Whilst non-profits and religious groups may receive government funding to help immigrants, libraries have contributed by offering free classes, citizenship materials and books in their native language. However, one must realize that "immigrants" is not a large, homogeneous group and that there are other factors to consider (the U.S. as an example):

1) The length of time the immigrants from a particular country have been around; immigrants with a more established community in the U.S. may not see the need to get outside their community. They can be hard to attract, especially if the group is insular.

Contact prominent business leaders of that community and local student organizations and share library information with them. Certain groups get their information by word of mouth from other members of their community. Get a buzz going!

2) Children of immigrants might be comfortable speaking English and have no interest in materials in the language of their parents. Also, the children may act as translators for other family members. Realize that by attracting the children, you might get the parents into the library!

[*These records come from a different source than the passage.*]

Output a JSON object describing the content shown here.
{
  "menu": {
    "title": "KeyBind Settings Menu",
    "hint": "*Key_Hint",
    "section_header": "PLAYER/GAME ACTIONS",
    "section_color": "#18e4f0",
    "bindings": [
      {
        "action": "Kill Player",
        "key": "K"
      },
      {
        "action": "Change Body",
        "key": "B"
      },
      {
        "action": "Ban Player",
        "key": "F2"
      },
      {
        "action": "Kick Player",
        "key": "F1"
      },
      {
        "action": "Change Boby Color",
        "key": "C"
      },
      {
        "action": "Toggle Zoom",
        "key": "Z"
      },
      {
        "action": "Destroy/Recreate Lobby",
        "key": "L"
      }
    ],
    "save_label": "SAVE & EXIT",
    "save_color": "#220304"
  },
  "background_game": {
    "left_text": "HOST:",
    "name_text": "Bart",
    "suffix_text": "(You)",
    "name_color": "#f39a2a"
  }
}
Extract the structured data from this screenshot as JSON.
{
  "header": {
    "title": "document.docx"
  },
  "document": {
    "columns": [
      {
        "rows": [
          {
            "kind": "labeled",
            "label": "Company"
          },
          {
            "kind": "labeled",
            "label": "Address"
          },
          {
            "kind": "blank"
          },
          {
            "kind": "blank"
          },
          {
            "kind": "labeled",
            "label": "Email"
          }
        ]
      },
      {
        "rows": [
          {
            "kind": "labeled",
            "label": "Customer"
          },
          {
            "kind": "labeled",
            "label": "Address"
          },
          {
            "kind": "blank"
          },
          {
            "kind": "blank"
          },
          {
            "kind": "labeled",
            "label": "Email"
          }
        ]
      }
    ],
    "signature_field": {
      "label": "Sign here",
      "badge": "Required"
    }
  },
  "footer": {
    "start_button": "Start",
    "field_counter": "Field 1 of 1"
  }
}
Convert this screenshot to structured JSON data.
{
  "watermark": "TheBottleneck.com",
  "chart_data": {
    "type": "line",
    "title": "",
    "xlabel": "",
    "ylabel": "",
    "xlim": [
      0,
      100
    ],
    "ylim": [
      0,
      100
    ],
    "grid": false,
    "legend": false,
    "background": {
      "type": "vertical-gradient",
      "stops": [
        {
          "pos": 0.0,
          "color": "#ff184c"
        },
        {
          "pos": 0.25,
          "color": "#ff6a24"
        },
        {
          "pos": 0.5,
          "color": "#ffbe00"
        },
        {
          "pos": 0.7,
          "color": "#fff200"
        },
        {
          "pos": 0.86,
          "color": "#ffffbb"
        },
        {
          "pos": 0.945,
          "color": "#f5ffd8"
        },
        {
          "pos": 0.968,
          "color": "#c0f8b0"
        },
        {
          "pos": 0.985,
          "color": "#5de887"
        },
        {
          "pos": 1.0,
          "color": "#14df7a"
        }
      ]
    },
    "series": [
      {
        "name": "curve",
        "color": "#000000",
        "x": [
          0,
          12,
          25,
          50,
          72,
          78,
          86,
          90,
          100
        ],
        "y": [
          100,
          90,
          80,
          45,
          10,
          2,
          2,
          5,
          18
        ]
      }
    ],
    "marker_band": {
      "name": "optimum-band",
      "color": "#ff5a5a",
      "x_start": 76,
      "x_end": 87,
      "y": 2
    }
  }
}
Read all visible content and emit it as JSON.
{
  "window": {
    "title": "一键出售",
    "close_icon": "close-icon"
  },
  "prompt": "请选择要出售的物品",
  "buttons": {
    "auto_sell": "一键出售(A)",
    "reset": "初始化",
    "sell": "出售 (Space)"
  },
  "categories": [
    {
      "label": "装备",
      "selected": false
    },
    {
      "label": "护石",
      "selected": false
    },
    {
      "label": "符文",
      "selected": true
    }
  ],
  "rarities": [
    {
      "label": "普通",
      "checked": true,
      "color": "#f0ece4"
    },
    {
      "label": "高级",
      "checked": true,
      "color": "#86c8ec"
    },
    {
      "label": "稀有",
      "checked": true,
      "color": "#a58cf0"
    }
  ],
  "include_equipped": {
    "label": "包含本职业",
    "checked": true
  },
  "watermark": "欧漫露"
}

3) Libraries are not equal around the world; the concept of a free library is not universal. You may have to educate groups about your services. Representing the library at cultural events and making friends with members of the group will help spread the buzz.

4) Some immigrants work two or more jobs and attending workshops would mean sacrificing family time. Weekend programs can help and computer classes in a different language help!

5) "Immigrants" does not always mean poor refugees, who do not speak English. Globalization has already meant that the movement of people between countries is a fact of life. Some immigrants may not enter the library for the same reasons natives do not come - Internet access at home, unaware of library services, Google-addicts and so forth.

Why listen to me about this topic? Because it is an issue close to heart since I am an immigrant myself :)